MATERIAL PROVIDED:
BEGIN
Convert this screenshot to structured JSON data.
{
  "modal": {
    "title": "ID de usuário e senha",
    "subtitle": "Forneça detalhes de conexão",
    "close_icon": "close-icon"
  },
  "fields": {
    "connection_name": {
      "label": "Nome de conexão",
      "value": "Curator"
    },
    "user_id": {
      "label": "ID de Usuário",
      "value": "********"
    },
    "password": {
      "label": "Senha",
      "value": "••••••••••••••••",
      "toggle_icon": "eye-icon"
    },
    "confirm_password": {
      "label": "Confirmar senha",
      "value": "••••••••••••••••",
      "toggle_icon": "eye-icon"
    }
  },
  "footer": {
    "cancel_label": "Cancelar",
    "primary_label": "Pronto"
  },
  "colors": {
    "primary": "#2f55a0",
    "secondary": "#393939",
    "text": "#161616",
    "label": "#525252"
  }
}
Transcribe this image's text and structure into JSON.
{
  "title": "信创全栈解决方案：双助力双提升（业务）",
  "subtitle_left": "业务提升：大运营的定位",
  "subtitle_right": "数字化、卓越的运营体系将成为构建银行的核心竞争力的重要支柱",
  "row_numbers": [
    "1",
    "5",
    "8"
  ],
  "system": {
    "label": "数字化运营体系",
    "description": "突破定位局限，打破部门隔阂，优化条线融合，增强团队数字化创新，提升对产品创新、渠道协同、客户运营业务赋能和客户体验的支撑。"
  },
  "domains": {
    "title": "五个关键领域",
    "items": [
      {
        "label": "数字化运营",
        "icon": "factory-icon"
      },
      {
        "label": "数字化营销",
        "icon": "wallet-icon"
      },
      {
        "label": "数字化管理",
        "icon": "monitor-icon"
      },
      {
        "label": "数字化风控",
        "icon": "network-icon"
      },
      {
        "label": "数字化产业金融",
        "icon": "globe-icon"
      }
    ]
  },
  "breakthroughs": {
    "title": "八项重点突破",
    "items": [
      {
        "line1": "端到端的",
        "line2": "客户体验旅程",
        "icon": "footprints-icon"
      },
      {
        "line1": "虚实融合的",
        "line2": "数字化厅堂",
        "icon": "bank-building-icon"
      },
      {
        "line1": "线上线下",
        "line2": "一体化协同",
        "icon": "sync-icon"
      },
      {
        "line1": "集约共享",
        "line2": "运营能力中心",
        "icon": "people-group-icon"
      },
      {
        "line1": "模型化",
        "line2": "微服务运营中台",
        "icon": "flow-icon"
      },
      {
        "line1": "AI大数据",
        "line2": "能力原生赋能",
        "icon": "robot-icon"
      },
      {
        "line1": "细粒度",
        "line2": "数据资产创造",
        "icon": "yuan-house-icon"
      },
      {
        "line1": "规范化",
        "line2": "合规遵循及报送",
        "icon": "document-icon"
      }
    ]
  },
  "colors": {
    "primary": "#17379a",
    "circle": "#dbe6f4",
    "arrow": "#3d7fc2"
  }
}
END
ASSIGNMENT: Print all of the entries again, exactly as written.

RESULT:
Convert this screenshot to structured JSON data.
{
  "modal": {
    "title": "ID de usuário e senha",
    "subtitle": "Forneça detalhes de conexão",
    "close_icon": "close-icon"
  },
  "fields": {
    "connection_name": {
      "label": "Nome de conexão",
      "value": "Curator"
    },
    "user_id": {
      "label": "ID de Usuário",
      "value": "********"
    },
    "password": {
      "label": "Senha",
      "value": "••••••••••••••••",
      "toggle_icon": "eye-icon"
    },
    "confirm_password": {
      "label": "Confirmar senha",
      "value": "••••••••••••••••",
      "toggle_icon": "eye-icon"
    }
  },
  "footer": {
    "cancel_label": "Cancelar",
    "primary_label": "Pronto"
  },
  "colors": {
    "primary": "#2f55a0",
    "secondary": "#393939",
    "text": "#161616",
    "label": "#525252"
  }
}
Transcribe this image's text and structure into JSON.
{
  "title": "信创全栈解决方案：双助力双提升（业务）",
  "subtitle_left": "业务提升：大运营的定位",
  "subtitle_right": "数字化、卓越的运营体系将成为构建银行的核心竞争力的重要支柱",
  "row_numbers": [
    "1",
    "5",
    "8"
  ],
  "system": {
    "label": "数字化运营体系",
    "description": "突破定位局限，打破部门隔阂，优化条线融合，增强团队数字化创新，提升对产品创新、渠道协同、客户运营业务赋能和客户体验的支撑。"
  },
  "domains": {
    "title": "五个关键领域",
    "items": [
      {
        "label": "数字化运营",
        "icon": "factory-icon"
      },
      {
        "label": "数字化营销",
        "icon": "wallet-icon"
      },
      {
        "label": "数字化管理",
        "icon": "monitor-icon"
      },
      {
        "label": "数字化风控",
        "icon": "network-icon"
      },
      {
        "label": "数字化产业金融",
        "icon": "globe-icon"
      }
    ]
  },
  "breakthroughs": {
    "title": "八项重点突破",
    "items": [
      {
        "line1": "端到端的",
        "line2": "客户体验旅程",
        "icon": "footprints-icon"
      },
      {
        "line1": "虚实融合的",
        "line2": "数字化厅堂",
        "icon": "bank-building-icon"
      },
      {
        "line1": "线上线下",
        "line2": "一体化协同",
        "icon": "sync-icon"
      },
      {
        "line1": "集约共享",
        "line2": "运营能力中心",
        "icon": "people-group-icon"
      },
      {
        "line1": "模型化",
        "line2": "微服务运营中台",
        "icon": "flow-icon"
      },
      {
        "line1": "AI大数据",
        "line2": "能力原生赋能",
        "icon": "robot-icon"
      },
      {
        "line1": "细粒度",
        "line2": "数据资产创造",
        "icon": "yuan-house-icon"
      },
      {
        "line1": "规范化",
        "line2": "合规遵循及报送",
        "icon": "document-icon"
      }
    ]
  },
  "colors": {
    "primary": "#17379a",
    "circle": "#dbe6f4",
    "arrow": "#3d7fc2"
  }
}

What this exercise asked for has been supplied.